It seemed obvious that someone was coordinating the national crackdown on occupations, but I always figured it was the FBI or the Department of Homeland Security. The revelation of the truth – that a non-governmental organization called the Police Executive Research Forum has been hosting calls between mayors and providing advice based on anti-protest tactics […]
The economy is down/So you already know it’s gonna be a lot of hommies in the town. —Jadakiss on “Broken Safety” At the edge of the Euro’s collapse, how are we to understand a kind of capitalism that seems to have no interest in its own medium-term future? George Soros of all people has called […]

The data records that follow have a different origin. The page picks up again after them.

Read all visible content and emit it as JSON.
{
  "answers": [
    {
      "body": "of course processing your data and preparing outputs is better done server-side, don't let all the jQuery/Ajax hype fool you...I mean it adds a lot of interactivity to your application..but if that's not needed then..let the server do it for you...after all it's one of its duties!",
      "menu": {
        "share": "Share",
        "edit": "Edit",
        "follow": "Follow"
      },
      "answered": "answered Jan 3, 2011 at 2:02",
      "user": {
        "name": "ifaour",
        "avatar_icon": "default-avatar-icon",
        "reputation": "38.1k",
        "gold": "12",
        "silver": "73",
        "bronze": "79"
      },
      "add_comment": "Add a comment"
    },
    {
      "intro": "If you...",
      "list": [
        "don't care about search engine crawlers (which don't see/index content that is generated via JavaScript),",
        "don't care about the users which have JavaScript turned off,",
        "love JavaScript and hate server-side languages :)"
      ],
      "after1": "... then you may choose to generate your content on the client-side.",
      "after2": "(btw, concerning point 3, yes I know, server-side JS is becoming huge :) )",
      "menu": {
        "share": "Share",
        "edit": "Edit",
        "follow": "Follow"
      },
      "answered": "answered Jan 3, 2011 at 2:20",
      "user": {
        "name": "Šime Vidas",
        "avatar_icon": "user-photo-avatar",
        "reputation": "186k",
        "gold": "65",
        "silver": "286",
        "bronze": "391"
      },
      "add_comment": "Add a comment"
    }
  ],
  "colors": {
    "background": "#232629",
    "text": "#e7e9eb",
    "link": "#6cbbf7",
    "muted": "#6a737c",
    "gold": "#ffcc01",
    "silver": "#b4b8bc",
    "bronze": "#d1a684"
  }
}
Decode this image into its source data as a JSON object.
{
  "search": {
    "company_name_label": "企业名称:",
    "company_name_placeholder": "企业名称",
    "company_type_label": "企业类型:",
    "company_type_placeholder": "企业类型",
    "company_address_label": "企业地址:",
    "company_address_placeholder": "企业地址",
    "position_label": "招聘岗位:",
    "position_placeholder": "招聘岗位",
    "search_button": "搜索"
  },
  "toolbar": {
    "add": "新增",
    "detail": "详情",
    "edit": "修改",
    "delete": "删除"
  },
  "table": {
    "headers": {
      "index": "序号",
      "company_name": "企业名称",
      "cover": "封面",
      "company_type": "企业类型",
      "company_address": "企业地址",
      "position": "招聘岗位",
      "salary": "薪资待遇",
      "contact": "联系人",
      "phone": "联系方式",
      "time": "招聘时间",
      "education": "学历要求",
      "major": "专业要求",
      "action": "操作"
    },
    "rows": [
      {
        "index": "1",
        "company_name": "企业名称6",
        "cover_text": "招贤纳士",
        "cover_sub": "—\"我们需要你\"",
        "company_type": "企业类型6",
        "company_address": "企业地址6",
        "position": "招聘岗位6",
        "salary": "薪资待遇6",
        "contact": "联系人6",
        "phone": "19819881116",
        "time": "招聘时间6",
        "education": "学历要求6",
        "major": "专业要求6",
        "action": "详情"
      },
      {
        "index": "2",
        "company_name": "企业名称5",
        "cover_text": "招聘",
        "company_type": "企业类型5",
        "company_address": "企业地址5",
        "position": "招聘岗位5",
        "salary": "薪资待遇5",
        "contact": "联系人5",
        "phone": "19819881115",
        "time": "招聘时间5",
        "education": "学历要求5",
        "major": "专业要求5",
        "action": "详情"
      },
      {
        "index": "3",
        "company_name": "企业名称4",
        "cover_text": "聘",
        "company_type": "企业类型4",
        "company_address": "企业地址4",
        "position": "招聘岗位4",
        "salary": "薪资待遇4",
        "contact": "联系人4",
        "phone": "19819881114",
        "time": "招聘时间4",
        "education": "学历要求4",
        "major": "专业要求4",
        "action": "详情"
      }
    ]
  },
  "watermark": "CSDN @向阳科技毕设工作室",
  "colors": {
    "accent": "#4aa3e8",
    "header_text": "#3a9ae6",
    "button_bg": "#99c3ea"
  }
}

The title is the fitting first sentence of David Bromwich’s review of Niall Ferguson’s latest, Civilization: The West And The Rest in the NYRB. I couldn’t read the whole piece because I don’t have a subscription to the NYRB, but I think the first line is probably sufficient. The same sort of (hilarious) lament hangs […]
Last week was a particularly bad one for inter-generational relations. First, on Monday, was a report from Pew with the self-explanatory title “The Rising Age Gap in Economic Well-Being: The Old Prosper Relative to the Young.” Tracking changes in wealth between 1984 and 2009, Pew found that households headed by people 35 and under saw […]
In the occupation mobilizations, there have been three consistent kinds of interpersonal violence between groups. Police on occupier has been the most brutal and prevalent, and the only one of the three to endanger human life. Occupier on police has been minor, both relative to its inverse and at least in part due to the […]
I got a certain amount of shit for cosigning this Cimethinc. “Letter from Anarchists” to occupiers, but what really strikes me is that anarchists and occupiers have become two distinct — albeit overlapping — groups. It’s become even more apparent in the streets. When I was at Occupy DC over the weekend, a guy who I would guess circles […]
I’ve been to the encampment at Zuccotti Park a few times since the 17th, but I have never stayed that long. It’s not just cause I’d rather sleep in my room in Brooklyn on which I spend the vast majority of my income, but because I’m just not that into it. Yet I’ve met some […]
Following Peter’s lead, I’m attempting a Labor Day post that involves as little actual labor on my part as possible. From Wayne Koestenbaum’s Humiliation, which I’m currently making my way through: “Employment is humiliating. Who hasn’t heard — or told–a story about workplace humiliation. My boss is a monster. My employees call me Fatso behind my back: I’ve […]
This essay is the first in a short series I’m doing for this blog about the idea of “the party” on the left and its relevance at the current moment, inspired by Bhaskar’s post on Jodi Dean’s talk, “The Communist Horizon.” I start with the writer Italo Calvino and Italian lessons on the party from the fifties.
Everyone is shocked — shocked I say! — by the looting happening in London. Where did these renegade youths learn to break into stores and snatch as much as they could carry? I have hazy memories of these commercials, of imagining what it would be like to walk through a store and take all you wanted. Gift […]
So Matt Yglesias has a post up about a new report on the college wage premium (the amount of extra money a worker makes over his or her lifetime with a college degree vs. high school only) which finds it increasing. Yglesias takes the opportunity to remind us that this is why college is expensive: [T]he […]
This is the second installment in a multi-part series called “Everything You Wanted to Know about Marx but Were Afraid to Ask Gucci Mane,” on understandings of capital in Gucci Mane’s 2010 album The Appeal. Last week, I wrote about the thirteenth track, “Brand New.” This week it’s track five, “Making Love to The Money.”
Finally, disgraced former-Congressman Anthony Weiner will be getting the help he needs — medical assistance for his compulsive need to send the ladies pictures of his junk. According to a leaked conversation with a friend, Weiner is set to redeem himself the postmodern way: through the moral cleansing power of voluntary admittance. From the Post: Weiner’s […]
This is the first installment in a multi-part series called “Everything You Wanted to Know about Marx but Were Afraid to Ask Gucci Mane,” on understandings of capital in Gucci Mane’s 2010 album The Appeal. As befits my first post here at Jacobin, I’m starting with the thirteenth track, “Brand New.”
Malcolm Harris is the editor of Share or Die: Youth in Recession forthcoming from New Society Publishers in the spring.